Yellen believes the U.S. government has more room to borrow but said higher taxes would probably be required in the long run to finance future spending increases. Meanwhile, Powell reiterated that the recent jump in the yield on the 10-year Treasury, which soared from less than 1% at the beginning of the year to 1.62% on Wednesday, was mostly a sign of confidence among investors that the economy is improving.

Bond yields have risen this year as traders have been watching the potential for inflation pressures to pick up after struggling economies were flooded with credit and government spending. That has depressed U.S. bond prices, prompting some to shift money out of stocks.

While rising interest rates are a key concern, the pandemic remains a dominant topic for investors. Stocks fell on Tuesday after Germany, Europe’s biggest economy, and the Netherlands extended lockdowns and imposed new travel and business curbs in response to surges in infection. That followed similar moves earlier by Italy and France.

Technology and communication stocks dragged the market lower Wednesday. Apple fell 2%, while Facebook lost 2.9%.

Bank stocks, which took a beating Tuesday, were among the best performers. Banks have been volatile the last couple of weeks as investors try to gauge the effect of higher interest rates on the U.S. economy. Higher interest rates can slow economic momentum, but they also allow banks to charge more for loans. JPMorgan Chase added 0.8%.

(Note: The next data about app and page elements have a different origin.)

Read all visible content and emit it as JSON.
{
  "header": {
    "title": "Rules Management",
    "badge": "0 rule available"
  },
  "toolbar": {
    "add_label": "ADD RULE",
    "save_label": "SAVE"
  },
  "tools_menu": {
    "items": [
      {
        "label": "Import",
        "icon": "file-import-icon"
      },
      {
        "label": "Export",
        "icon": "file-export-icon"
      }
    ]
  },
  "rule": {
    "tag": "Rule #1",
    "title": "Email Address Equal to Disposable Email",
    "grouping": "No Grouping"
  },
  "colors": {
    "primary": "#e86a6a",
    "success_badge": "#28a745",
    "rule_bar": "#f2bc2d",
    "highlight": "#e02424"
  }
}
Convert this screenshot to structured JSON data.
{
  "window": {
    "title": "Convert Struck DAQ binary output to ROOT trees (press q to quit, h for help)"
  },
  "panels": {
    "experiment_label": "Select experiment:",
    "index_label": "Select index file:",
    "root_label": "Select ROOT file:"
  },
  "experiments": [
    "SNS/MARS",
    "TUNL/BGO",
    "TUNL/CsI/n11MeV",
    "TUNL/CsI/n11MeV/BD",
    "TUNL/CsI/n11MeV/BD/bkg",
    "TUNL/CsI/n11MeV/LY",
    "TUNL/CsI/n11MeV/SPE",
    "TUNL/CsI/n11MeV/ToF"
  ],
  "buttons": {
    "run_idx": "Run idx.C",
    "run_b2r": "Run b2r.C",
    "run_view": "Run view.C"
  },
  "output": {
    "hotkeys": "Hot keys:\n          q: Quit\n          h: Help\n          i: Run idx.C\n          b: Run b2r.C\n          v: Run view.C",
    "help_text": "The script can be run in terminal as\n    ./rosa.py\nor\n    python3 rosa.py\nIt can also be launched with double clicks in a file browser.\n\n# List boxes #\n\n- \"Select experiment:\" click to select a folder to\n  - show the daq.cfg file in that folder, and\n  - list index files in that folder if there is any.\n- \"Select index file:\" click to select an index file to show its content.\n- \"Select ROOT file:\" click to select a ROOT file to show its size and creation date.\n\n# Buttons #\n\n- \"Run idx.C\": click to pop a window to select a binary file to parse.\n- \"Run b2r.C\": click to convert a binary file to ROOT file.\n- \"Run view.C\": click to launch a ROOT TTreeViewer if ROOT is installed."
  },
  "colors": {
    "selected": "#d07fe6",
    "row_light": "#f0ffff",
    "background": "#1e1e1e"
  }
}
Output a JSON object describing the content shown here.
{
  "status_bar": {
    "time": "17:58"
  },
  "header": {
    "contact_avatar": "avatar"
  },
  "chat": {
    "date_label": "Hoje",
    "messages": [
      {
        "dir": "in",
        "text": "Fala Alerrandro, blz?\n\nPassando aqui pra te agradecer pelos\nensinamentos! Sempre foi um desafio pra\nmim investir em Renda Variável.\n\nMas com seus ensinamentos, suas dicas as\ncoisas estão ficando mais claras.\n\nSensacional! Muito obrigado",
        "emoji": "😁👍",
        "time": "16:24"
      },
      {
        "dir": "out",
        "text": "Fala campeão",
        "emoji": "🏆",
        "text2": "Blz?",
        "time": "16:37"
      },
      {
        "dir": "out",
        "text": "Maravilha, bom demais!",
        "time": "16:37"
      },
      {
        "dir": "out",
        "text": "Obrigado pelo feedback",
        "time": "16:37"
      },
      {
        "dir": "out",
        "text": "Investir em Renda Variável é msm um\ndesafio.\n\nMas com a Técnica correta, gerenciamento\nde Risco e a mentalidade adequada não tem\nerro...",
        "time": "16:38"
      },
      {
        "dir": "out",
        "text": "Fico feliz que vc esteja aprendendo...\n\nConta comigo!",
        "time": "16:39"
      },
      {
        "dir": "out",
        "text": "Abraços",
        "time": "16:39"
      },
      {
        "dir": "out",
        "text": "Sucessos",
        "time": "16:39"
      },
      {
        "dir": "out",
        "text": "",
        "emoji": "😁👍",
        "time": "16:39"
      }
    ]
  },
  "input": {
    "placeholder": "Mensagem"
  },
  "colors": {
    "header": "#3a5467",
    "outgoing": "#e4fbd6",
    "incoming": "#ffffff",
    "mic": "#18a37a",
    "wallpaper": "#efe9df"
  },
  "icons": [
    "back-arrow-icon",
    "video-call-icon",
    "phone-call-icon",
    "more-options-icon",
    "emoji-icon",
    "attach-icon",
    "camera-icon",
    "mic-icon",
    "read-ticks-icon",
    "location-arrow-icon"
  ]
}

GameStop sank 33.8% after reporting results that missed Wall Street’s forecasts, though the stock is still up more than sixfold since the beginning of the year after it became a social media darling for a swarm of online investors. The company took no questions from investors on its quarterly conference call late Tuesday.